Fear is like poison ground. Because it is ground, you can plant seeds in it. And those seeds may even germinate. But they will never be able to grow and flourish.
When we empower people in ways that make them feel truly and fundamentally good about themselves, we are nourishing them and reminding them of their basic goodness. The result is that they start taking better care of themselves, and they grow and flourish.
When we invest in love, we always get love back.
STOP THE PRESSES!!!!
It appears that psychologists at Harvard University have finally discovered the secret to happiness. And what is the secret...? That a wandering mind is a sign of unhappiness and that we are most happy when we are focused on the task at hand.
From The New York Times:
“Even if you’re doing something that’s really enjoyable,” Mr. Killingsworth says, “that doesn’t seem to protect against negative thoughts. The rate of mind-wandering is lower for more enjoyable activities, but when people wander they are just as likely to wander toward negative thoughts.”
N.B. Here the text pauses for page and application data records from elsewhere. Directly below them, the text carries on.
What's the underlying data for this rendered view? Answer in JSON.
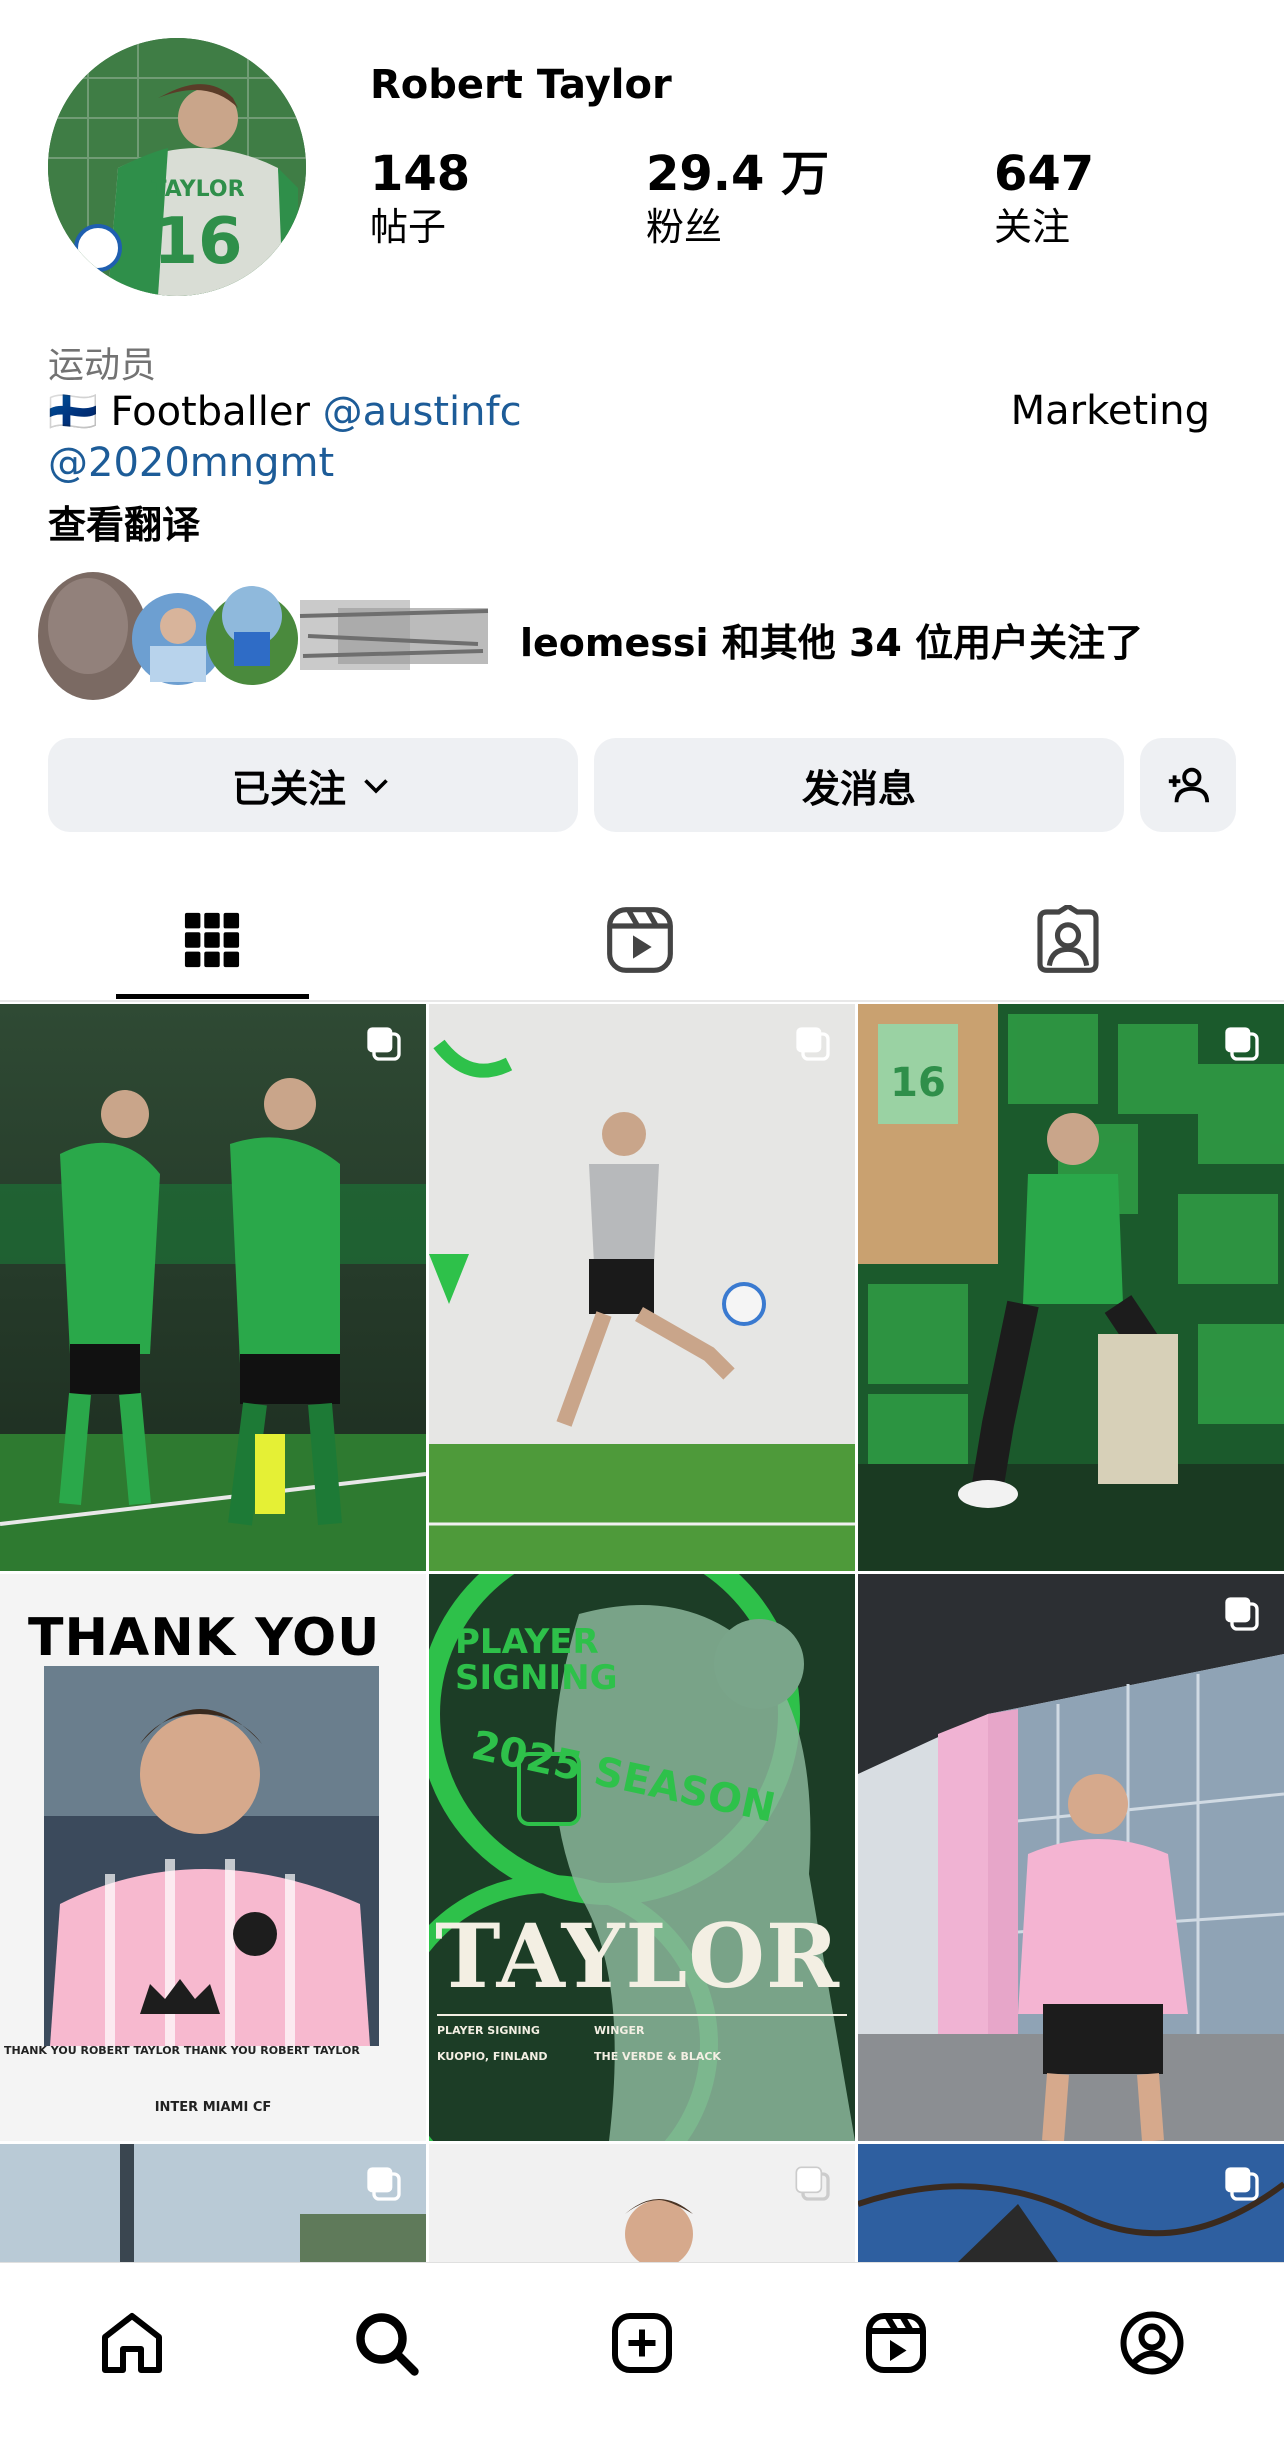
{
  "profile": {
    "name": "Robert Taylor",
    "jersey_name": "TAYLOR",
    "jersey_number": "16",
    "stats": [
      {
        "value": "148",
        "label": "帖子"
      },
      {
        "value": "29.4 万",
        "label": "粉丝"
      },
      {
        "value": "647",
        "label": "关注"
      }
    ],
    "category": "运动员",
    "bio_flag": "🇫🇮",
    "bio_text": "Footballer",
    "bio_mention": "@austinfc",
    "bio_right": "Marketing",
    "bio_mention2": "@2020mngmt",
    "translate": "查看翻译",
    "followed_by": "leomessi 和其他 34 位用户关注了"
  },
  "buttons": {
    "following": "已关注",
    "message": "发消息"
  },
  "posts": {
    "poster_thank_you": "THANK YOU",
    "poster_side_text": "THANK YOU ROBERT TAYLOR THANK YOU ROBERT TAYLOR",
    "poster_inter": "INTER MIAMI CF",
    "poster_taylor": "TAYLOR",
    "poster_signing": "PLAYER SIGNING",
    "poster_winger": "WINGER",
    "poster_kuopio": "KUOPIO, FINLAND",
    "poster_verde": "THE VERDE & BLACK",
    "poster_season": "2025 SEASON"
  },
  "colors": {
    "link": "#1d5c98",
    "button_bg": "#eef0f3",
    "austin_green": "#2e8b3e",
    "miami_pink": "#f2a7c3"
  },
  "icons": {
    "grid_tab": "grid-icon",
    "reels_tab": "reels-icon",
    "tagged_tab": "tagged-icon",
    "nav": [
      "home-icon",
      "search-icon",
      "create-icon",
      "reels-icon",
      "profile-icon"
    ]
  }
}
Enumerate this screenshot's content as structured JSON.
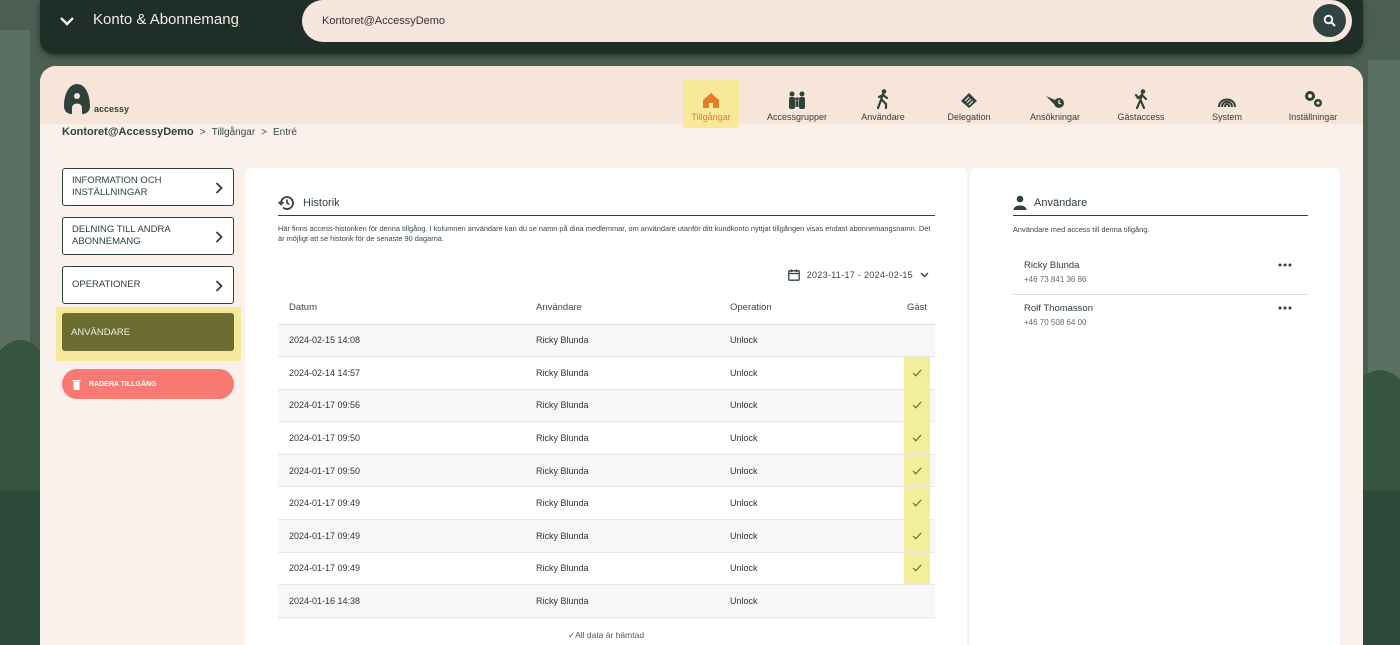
{
  "topbar": {
    "title": "Konto & Abonnemang",
    "search_value": "Kontoret@AccessyDemo"
  },
  "logo": {
    "text": "accessy"
  },
  "nav": [
    {
      "label": "Tillgångar",
      "icon": "house-icon",
      "active": true
    },
    {
      "label": "Accessgrupper",
      "icon": "group-icon",
      "active": false
    },
    {
      "label": "Användare",
      "icon": "walking-person-icon",
      "active": false
    },
    {
      "label": "Delegation",
      "icon": "delegation-icon",
      "active": false
    },
    {
      "label": "Ansökningar",
      "icon": "application-icon",
      "active": false
    },
    {
      "label": "Gästaccess",
      "icon": "guest-icon",
      "active": false
    },
    {
      "label": "System",
      "icon": "fingerprint-icon",
      "active": false
    },
    {
      "label": "Inställningar",
      "icon": "gear-icon",
      "active": false
    }
  ],
  "breadcrumb": {
    "account": "Kontoret@AccessyDemo",
    "sep1": ">",
    "section": "Tillgångar",
    "sep2": ">",
    "item": "Entré"
  },
  "sidebar": {
    "items": [
      {
        "label": "INFORMATION OCH INSTÄLLNINGAR"
      },
      {
        "label": "DELNING TILL ANDRA ABONNEMANG"
      },
      {
        "label": "OPERATIONER"
      }
    ],
    "active": "ANVÄNDARE",
    "delete": "RADERA TILLGÅNG"
  },
  "history": {
    "title": "Historik",
    "description": "Här finns access-historiken för denna tillgång. I kolumnen användare kan du se namn på dina medlemmar, om användare utanför ditt kundkonto nyttjat tillgången visas endast abonnemangsnamn. Det är möjligt att se historik för de senaste 90 dagarna.",
    "daterange": "2023-11-17 - 2024-02-15",
    "columns": [
      "Datum",
      "Användare",
      "Operation",
      "Gäst"
    ],
    "rows": [
      {
        "date": "2024-02-15 14:08",
        "user": "Ricky Blunda",
        "operation": "Unlock",
        "guest": false
      },
      {
        "date": "2024-02-14 14:57",
        "user": "Ricky Blunda",
        "operation": "Unlock",
        "guest": true
      },
      {
        "date": "2024-01-17 09:56",
        "user": "Ricky Blunda",
        "operation": "Unlock",
        "guest": true
      },
      {
        "date": "2024-01-17 09:50",
        "user": "Ricky Blunda",
        "operation": "Unlock",
        "guest": true
      },
      {
        "date": "2024-01-17 09:50",
        "user": "Ricky Blunda",
        "operation": "Unlock",
        "guest": true
      },
      {
        "date": "2024-01-17 09:49",
        "user": "Ricky Blunda",
        "operation": "Unlock",
        "guest": true
      },
      {
        "date": "2024-01-17 09:49",
        "user": "Ricky Blunda",
        "operation": "Unlock",
        "guest": true
      },
      {
        "date": "2024-01-17 09:49",
        "user": "Ricky Blunda",
        "operation": "Unlock",
        "guest": true
      },
      {
        "date": "2024-01-16 14:38",
        "user": "Ricky Blunda",
        "operation": "Unlock",
        "guest": false
      }
    ],
    "loaded": "All data är hämtad"
  },
  "users": {
    "title": "Användare",
    "description": "Användare med access till denna tillgång.",
    "list": [
      {
        "name": "Ricky Blunda",
        "phone": "+46 73 841 36 86"
      },
      {
        "name": "Rolf Thomasson",
        "phone": "+46 70 508 64 00"
      }
    ]
  },
  "colors": {
    "accent": "#e47e2c",
    "dark": "#2f4138",
    "highlight": "#f7e89a",
    "active_side": "#6a6d2f",
    "danger": "#f87a72"
  }
}
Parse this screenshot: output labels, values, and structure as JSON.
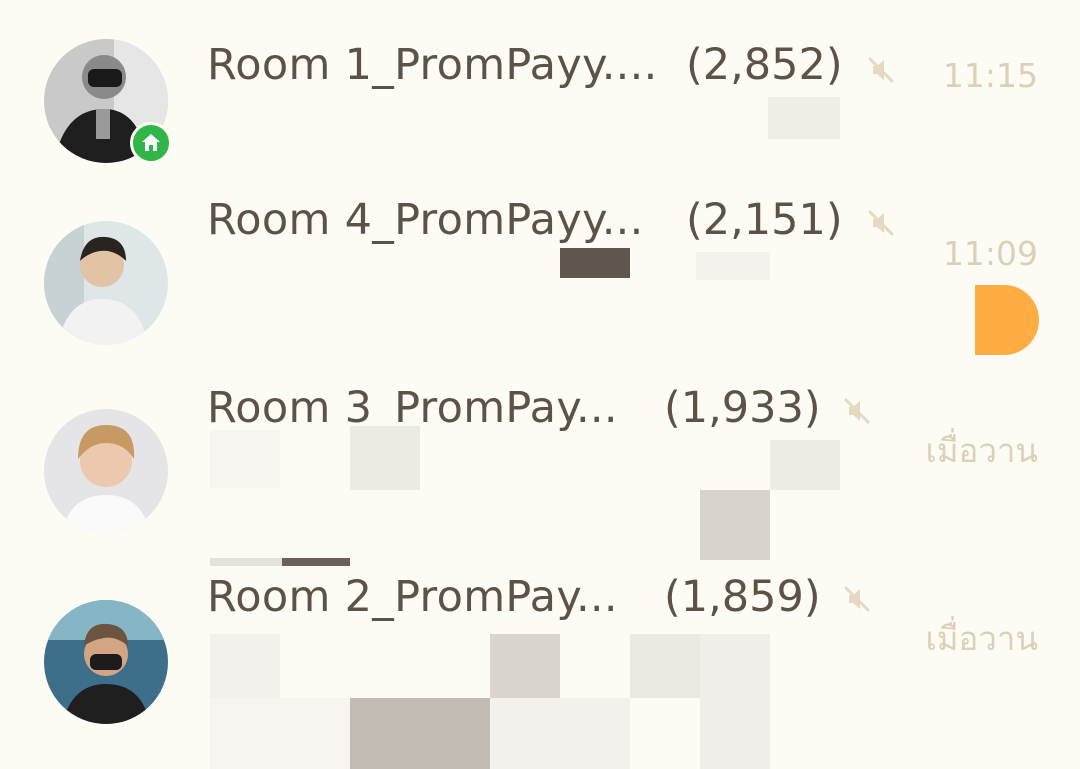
{
  "chats": [
    {
      "name": "Room 1_PromPayy....",
      "count": "(2,852)",
      "time": "11:15",
      "muted": true,
      "badge": "home-icon",
      "avatar": "avatar-icon"
    },
    {
      "name": "Room 4_PromPayy...",
      "count": "(2,151)",
      "time": "11:09",
      "muted": true,
      "avatar": "avatar-icon"
    },
    {
      "name": "Room 3_PromPay...",
      "count": "(1,933)",
      "time": "เมื่อวาน",
      "muted": true,
      "avatar": "avatar-icon"
    },
    {
      "name": "Room 2_PromPay...",
      "count": "(1,859)",
      "time": "เมื่อวาน",
      "muted": true,
      "avatar": "avatar-icon"
    }
  ],
  "colors": {
    "background": "#fdfcf4",
    "text": "#5d5248",
    "time": "#dcd0b8",
    "mute_icon": "#e6d9c3",
    "home_badge": "#2fb548",
    "unread_dot": "#ffac43"
  }
}
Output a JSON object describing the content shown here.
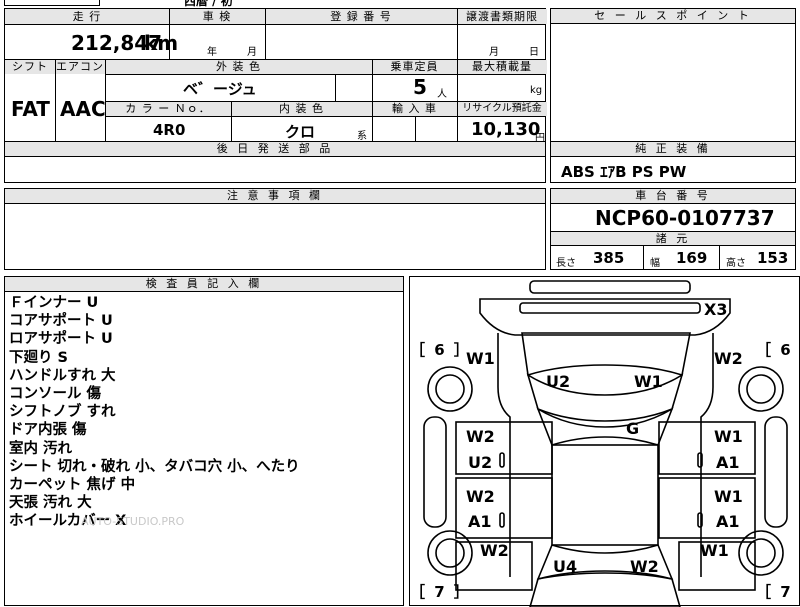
{
  "top_fragment": "西暦 / 初",
  "mileage": {
    "header": "走 行",
    "value": "212,847",
    "unit": "km"
  },
  "inspection": {
    "header": "車 検",
    "year": "年",
    "month": "月"
  },
  "registration": {
    "header": "登 録 番 号",
    "value": ""
  },
  "transfer_docs": {
    "header": "譲渡書類期限",
    "month": "月",
    "day": "日"
  },
  "sales_point": {
    "header": "セ ー ル ス ポ イ ン ト",
    "value": ""
  },
  "shift": {
    "header": "シフト",
    "value": "FAT"
  },
  "aircon": {
    "header": "エアコン",
    "value": "AAC"
  },
  "exterior_color": {
    "header": "外 装 色",
    "value": "ベ゛ージュ"
  },
  "capacity": {
    "header": "乗車定員",
    "value": "5",
    "unit": "人"
  },
  "max_load": {
    "header": "最大積載量",
    "value": "",
    "unit": "kg"
  },
  "color_no": {
    "header": "カ ラ ー Ｎｏ．",
    "value": "4R0"
  },
  "interior_color": {
    "header": "内 装 色",
    "value": "クロ",
    "suffix": "系"
  },
  "import": {
    "header": "輸 入 車"
  },
  "recycle": {
    "header": "リサイクル預託金",
    "value": "10,130",
    "unit": "円"
  },
  "later_parts": {
    "header": "後 日 発 送 部 品"
  },
  "genuine_equipment": {
    "header": "純 正 装 備",
    "value": "ABS ｴｱB PS PW"
  },
  "caution": {
    "header": "注 意 事 項 欄"
  },
  "chassis": {
    "header": "車 台 番 号",
    "value": "NCP60-0107737"
  },
  "specs": {
    "header": "諸 元",
    "length_label": "長さ",
    "length": "385",
    "width_label": "幅",
    "width": "169",
    "height_label": "高さ",
    "height": "153"
  },
  "inspector": {
    "header": "検 査 員 記 入 欄",
    "notes": [
      "Ｆインナー U",
      "コアサポート U",
      "ロアサポート U",
      "下廻り S",
      "ハンドルすれ 大",
      "コンソール 傷",
      "シフトノブ すれ",
      "ドア内張 傷",
      "室内 汚れ",
      "シート 切れ・破れ 小、タバコ穴 小、へたり",
      "カーペット 焦げ 中",
      "天張 汚れ 大",
      "ホイールカバー X"
    ]
  },
  "watermark": "AUTO-STUDIO.PRO",
  "diagram": {
    "tire_front_left": "［ 6 ］",
    "tire_front_right": "［ 6 ］",
    "tire_rear_left": "［ 7 ］",
    "tire_rear_right": "［ 7 ］",
    "bumper_front": "X3",
    "fender_fl": "W1",
    "fender_fr": "W2",
    "hood_left": "U2",
    "hood_right": "W1",
    "roof": "G",
    "door_fl_top": "W2",
    "door_fl_bottom": "U2",
    "door_fr_top": "W1",
    "door_fr_bottom": "A1",
    "door_rl_top": "W2",
    "door_rl_bottom": "A1",
    "door_rr_top": "W1",
    "door_rr_bottom": "A1",
    "quarter_rl": "W2",
    "quarter_rr": "W1",
    "trunk_left": "U4",
    "trunk_right": "W2"
  }
}
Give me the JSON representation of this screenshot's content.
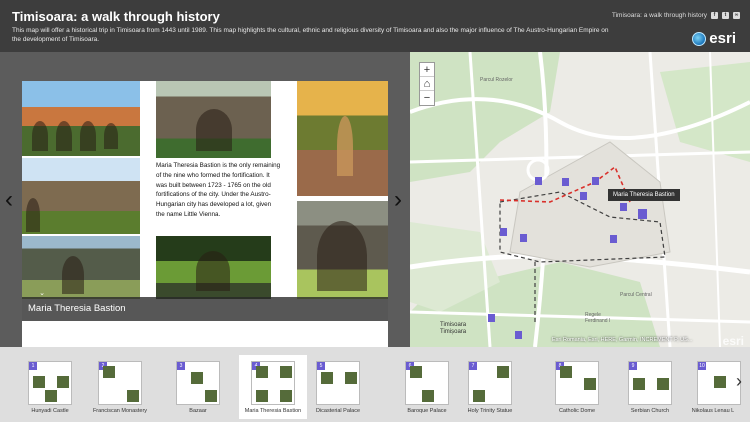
{
  "header": {
    "title": "Timisoara: a walk through history",
    "description": "This map will offer a historical trip in Timisoara from 1443 until 1989. This map highlights the cultural, ethnic and religious diversity of Timisoara and also the major influence of The Austro-Hungarian Empire on the development of Timisoara.",
    "share_title": "Timisoara: a walk through history",
    "logo": "esri"
  },
  "story": {
    "text": "Maria Theresia Bastion is the only remaining of the nine who formed the fortification. It was built between 1723 - 1765 on the old fortifications of the city. Under the Austro-Hungarian city has developed a lot, given the name Little Vienna.",
    "caption": "Maria Theresia Bastion"
  },
  "map": {
    "tooltip": "Maria Theresia Bastion",
    "attribution": "Esri Romania, Esri, HERE, Garmin, INCREMENT P, US...",
    "watermark": "esri",
    "labels": [
      "Timisoara",
      "Timișoara",
      "Parcul Rozelor",
      "Parcul Central",
      "Regele",
      "Ferdinand I"
    ]
  },
  "carousel": {
    "items": [
      {
        "num": "1",
        "label": "Hunyadi Castle"
      },
      {
        "num": "2",
        "label": "Franciscan Monastery"
      },
      {
        "num": "3",
        "label": "Bazaar"
      },
      {
        "num": "4",
        "label": "Maria Theresia Bastion"
      },
      {
        "num": "5",
        "label": "Dicasterial Palace"
      },
      {
        "num": "6",
        "label": "Baroque Palace"
      },
      {
        "num": "7",
        "label": "Holy Trinity Statue"
      },
      {
        "num": "8",
        "label": "Catholic Dome"
      },
      {
        "num": "9",
        "label": "Serbian Church"
      },
      {
        "num": "10",
        "label": "Nikolaus Lenau L"
      }
    ]
  },
  "colors": {
    "header_bg": "#3d3d3d",
    "marker": "#6a5cd1",
    "route_red": "#d9302b"
  }
}
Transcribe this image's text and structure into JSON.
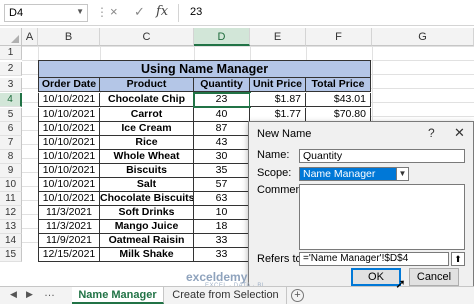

Whatever people were doing, whether it was having sex or reading or shopping, they tended to be happier if they focused on the activity instead of thinking about something else. In fact, whether and where their minds wandered was a better predictor of happiness than what they were doing.
Of course, this is only what the great masters, mystics and saints of all cultures throughout history have been telling us for 1000s of years. But I guess now it's official. They even used an iPhone app to reach this conclusion!
OK, all snarky-ness aside (I couldn't resist), I really do think this is great. The more we are encouraged to live in the present moment -- whatever the source of that encouragement -- the better life will be for all of us.
In the past fifteen years, there has been a substantial increase in public awareness of environmental toxicity. From the steadily increasing cultivation and consumption of organic foods to the increased awareness of the toxic chemicals found in textiles and building materials, we are realizing more and more that the comfort and convenience of the many technological advances that have found their way into the products that we use every day have come with a steep price in terms of our health and well-being. One of the least known yet most often used sources of toxic exposure in our lives are cosmetics and beauty products. For instance, did you know that even cosmetic products normally associated with health, such as some of the most popular brands of tooth paste and soaps, often contain chemical additives that can cause health problems or even be toxic? The irony here is that not only are these among the most often and regularly used products in our homes, but they are intended to be used in ways that ensure that their components will be absorbed into the body.
Things, however, are starting to change even in the world of cosmetics. In the past five years, I have seen a slow but steady rise in the amount of reporting and general awareness concerning the toxic elements contained in these products. Here's an excerpt from an article I read today in The New York Times:
[T]he city [San Francisco] has just passed the country’s first Healthy Nail Salon Recognition ordinance. It is intended to address occupational health hazards among the city’s more than 200 nail salons and 1,800 nail technicians, many of Vietnamese descent. Under the ordinance, the city will publicly identify establishments that use polishes (including top and base coats) free of the chemicals toluene, dibutyl phthalate (DBP) and formaldehyde — the so-called toxic trio. The three are on the hit list of the California Safe Cosmetics Act as causing cancer or birth defects.
California, so often at the vanguard of progressive legislation in the US, appears to be once again doing its thing. Hopefully, this is a good sign of more movement to come in this direction.